• _Exercise_
For the listing below, show each line that includes the string "значению".

• _Material for this task_
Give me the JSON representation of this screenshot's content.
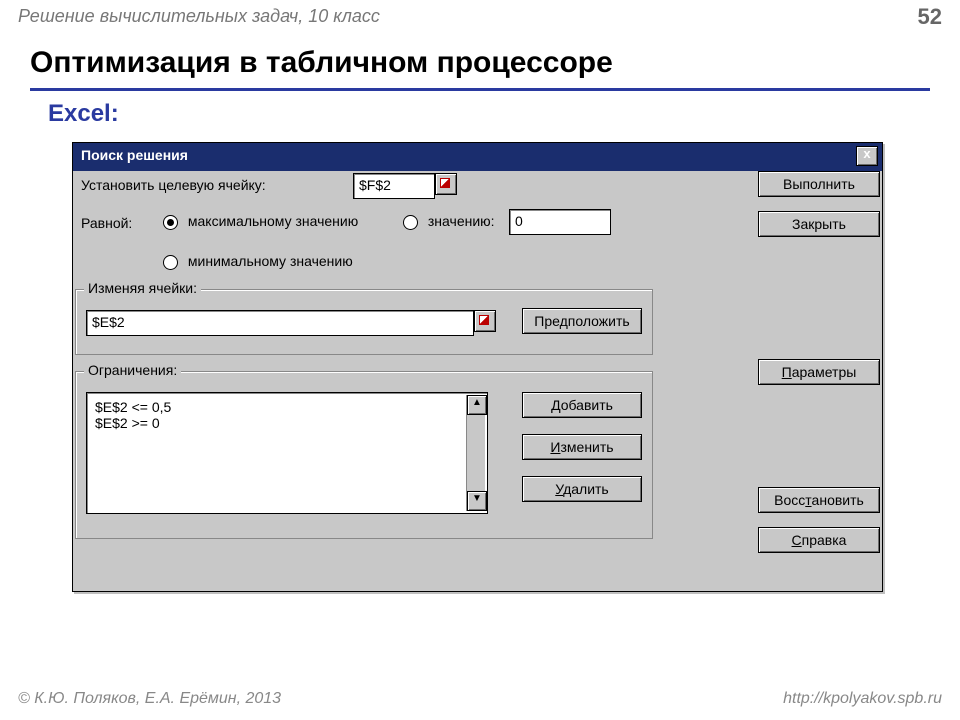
{
  "slide": {
    "topline": "Решение вычислительных задач, 10 класс",
    "page_no": "52",
    "title": "Оптимизация в табличном процессоре",
    "excel_label": "Excel:",
    "footer_left": "© К.Ю. Поляков, Е.А. Ерёмин, 2013",
    "footer_right": "http://kpolyakov.spb.ru"
  },
  "dlg": {
    "title": "Поиск решения",
    "close": "x",
    "set_target_label": "Установить целевую ячейку:",
    "target_cell": "$F$2",
    "equal_label": "Равной:",
    "opt_max": "максимальному значению",
    "opt_val": "значению:",
    "val_input": "0",
    "opt_min": "минимальному значению",
    "changing_legend": "Изменяя ячейки:",
    "changing_value": "$E$2",
    "guess_btn": "Предположить",
    "constraints_legend": "Ограничения:",
    "constraints_text": "$E$2 <= 0,5\n$E$2 >= 0",
    "add_btn": "Добавить",
    "change_btn": "Изменить",
    "delete_btn": "Удалить",
    "run_btn": "Выполнить",
    "close_btn": "Закрыть",
    "params_btn": "Параметры",
    "restore_btn": "Восстановить",
    "help_btn": "Справка"
  }
}
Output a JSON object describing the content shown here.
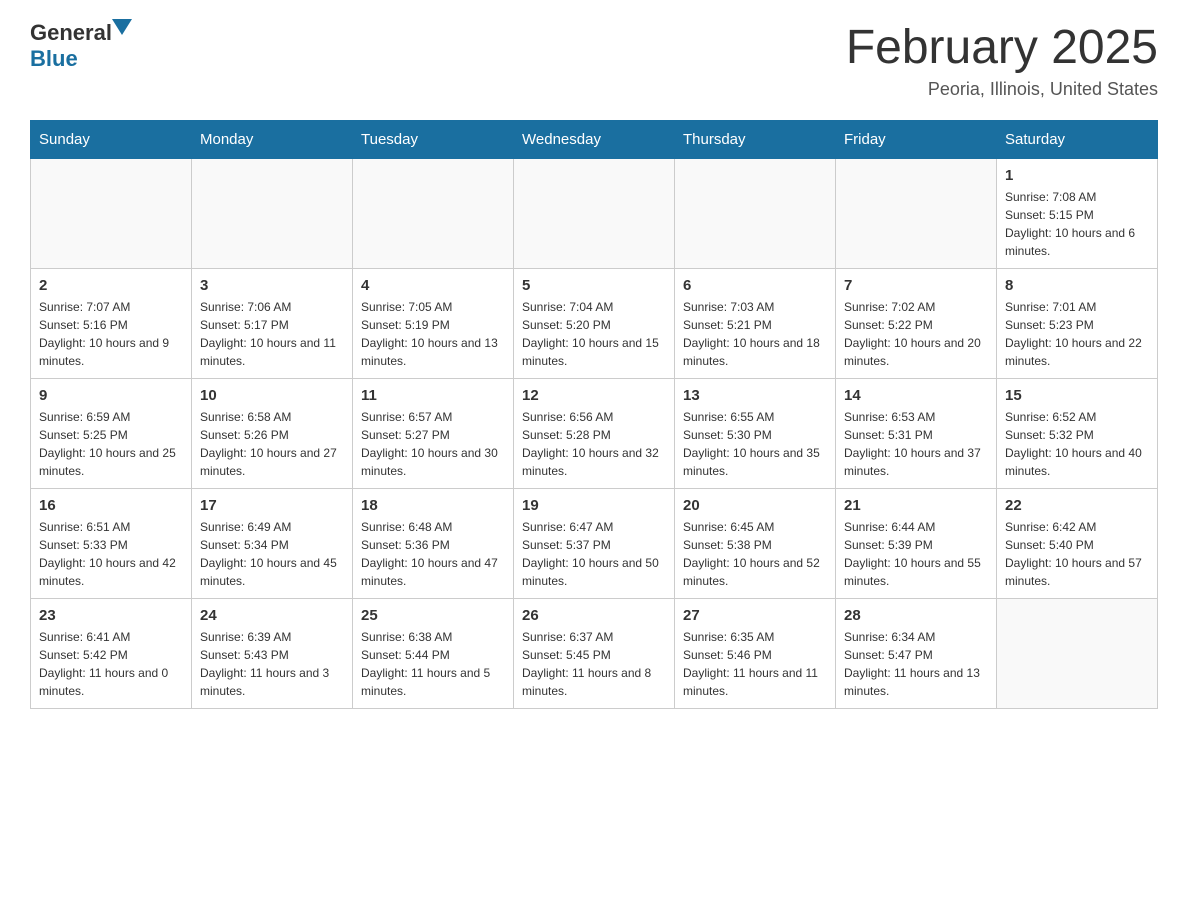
{
  "header": {
    "logo_general": "General",
    "logo_blue": "Blue",
    "title": "February 2025",
    "location": "Peoria, Illinois, United States"
  },
  "weekdays": [
    "Sunday",
    "Monday",
    "Tuesday",
    "Wednesday",
    "Thursday",
    "Friday",
    "Saturday"
  ],
  "weeks": [
    [
      {
        "day": "",
        "info": ""
      },
      {
        "day": "",
        "info": ""
      },
      {
        "day": "",
        "info": ""
      },
      {
        "day": "",
        "info": ""
      },
      {
        "day": "",
        "info": ""
      },
      {
        "day": "",
        "info": ""
      },
      {
        "day": "1",
        "info": "Sunrise: 7:08 AM\nSunset: 5:15 PM\nDaylight: 10 hours and 6 minutes."
      }
    ],
    [
      {
        "day": "2",
        "info": "Sunrise: 7:07 AM\nSunset: 5:16 PM\nDaylight: 10 hours and 9 minutes."
      },
      {
        "day": "3",
        "info": "Sunrise: 7:06 AM\nSunset: 5:17 PM\nDaylight: 10 hours and 11 minutes."
      },
      {
        "day": "4",
        "info": "Sunrise: 7:05 AM\nSunset: 5:19 PM\nDaylight: 10 hours and 13 minutes."
      },
      {
        "day": "5",
        "info": "Sunrise: 7:04 AM\nSunset: 5:20 PM\nDaylight: 10 hours and 15 minutes."
      },
      {
        "day": "6",
        "info": "Sunrise: 7:03 AM\nSunset: 5:21 PM\nDaylight: 10 hours and 18 minutes."
      },
      {
        "day": "7",
        "info": "Sunrise: 7:02 AM\nSunset: 5:22 PM\nDaylight: 10 hours and 20 minutes."
      },
      {
        "day": "8",
        "info": "Sunrise: 7:01 AM\nSunset: 5:23 PM\nDaylight: 10 hours and 22 minutes."
      }
    ],
    [
      {
        "day": "9",
        "info": "Sunrise: 6:59 AM\nSunset: 5:25 PM\nDaylight: 10 hours and 25 minutes."
      },
      {
        "day": "10",
        "info": "Sunrise: 6:58 AM\nSunset: 5:26 PM\nDaylight: 10 hours and 27 minutes."
      },
      {
        "day": "11",
        "info": "Sunrise: 6:57 AM\nSunset: 5:27 PM\nDaylight: 10 hours and 30 minutes."
      },
      {
        "day": "12",
        "info": "Sunrise: 6:56 AM\nSunset: 5:28 PM\nDaylight: 10 hours and 32 minutes."
      },
      {
        "day": "13",
        "info": "Sunrise: 6:55 AM\nSunset: 5:30 PM\nDaylight: 10 hours and 35 minutes."
      },
      {
        "day": "14",
        "info": "Sunrise: 6:53 AM\nSunset: 5:31 PM\nDaylight: 10 hours and 37 minutes."
      },
      {
        "day": "15",
        "info": "Sunrise: 6:52 AM\nSunset: 5:32 PM\nDaylight: 10 hours and 40 minutes."
      }
    ],
    [
      {
        "day": "16",
        "info": "Sunrise: 6:51 AM\nSunset: 5:33 PM\nDaylight: 10 hours and 42 minutes."
      },
      {
        "day": "17",
        "info": "Sunrise: 6:49 AM\nSunset: 5:34 PM\nDaylight: 10 hours and 45 minutes."
      },
      {
        "day": "18",
        "info": "Sunrise: 6:48 AM\nSunset: 5:36 PM\nDaylight: 10 hours and 47 minutes."
      },
      {
        "day": "19",
        "info": "Sunrise: 6:47 AM\nSunset: 5:37 PM\nDaylight: 10 hours and 50 minutes."
      },
      {
        "day": "20",
        "info": "Sunrise: 6:45 AM\nSunset: 5:38 PM\nDaylight: 10 hours and 52 minutes."
      },
      {
        "day": "21",
        "info": "Sunrise: 6:44 AM\nSunset: 5:39 PM\nDaylight: 10 hours and 55 minutes."
      },
      {
        "day": "22",
        "info": "Sunrise: 6:42 AM\nSunset: 5:40 PM\nDaylight: 10 hours and 57 minutes."
      }
    ],
    [
      {
        "day": "23",
        "info": "Sunrise: 6:41 AM\nSunset: 5:42 PM\nDaylight: 11 hours and 0 minutes."
      },
      {
        "day": "24",
        "info": "Sunrise: 6:39 AM\nSunset: 5:43 PM\nDaylight: 11 hours and 3 minutes."
      },
      {
        "day": "25",
        "info": "Sunrise: 6:38 AM\nSunset: 5:44 PM\nDaylight: 11 hours and 5 minutes."
      },
      {
        "day": "26",
        "info": "Sunrise: 6:37 AM\nSunset: 5:45 PM\nDaylight: 11 hours and 8 minutes."
      },
      {
        "day": "27",
        "info": "Sunrise: 6:35 AM\nSunset: 5:46 PM\nDaylight: 11 hours and 11 minutes."
      },
      {
        "day": "28",
        "info": "Sunrise: 6:34 AM\nSunset: 5:47 PM\nDaylight: 11 hours and 13 minutes."
      },
      {
        "day": "",
        "info": ""
      }
    ]
  ]
}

• _The completed task_
    "opt_max": "максимальному значению",
    "opt_val": "значению:",
    "opt_min": "минимальному значению",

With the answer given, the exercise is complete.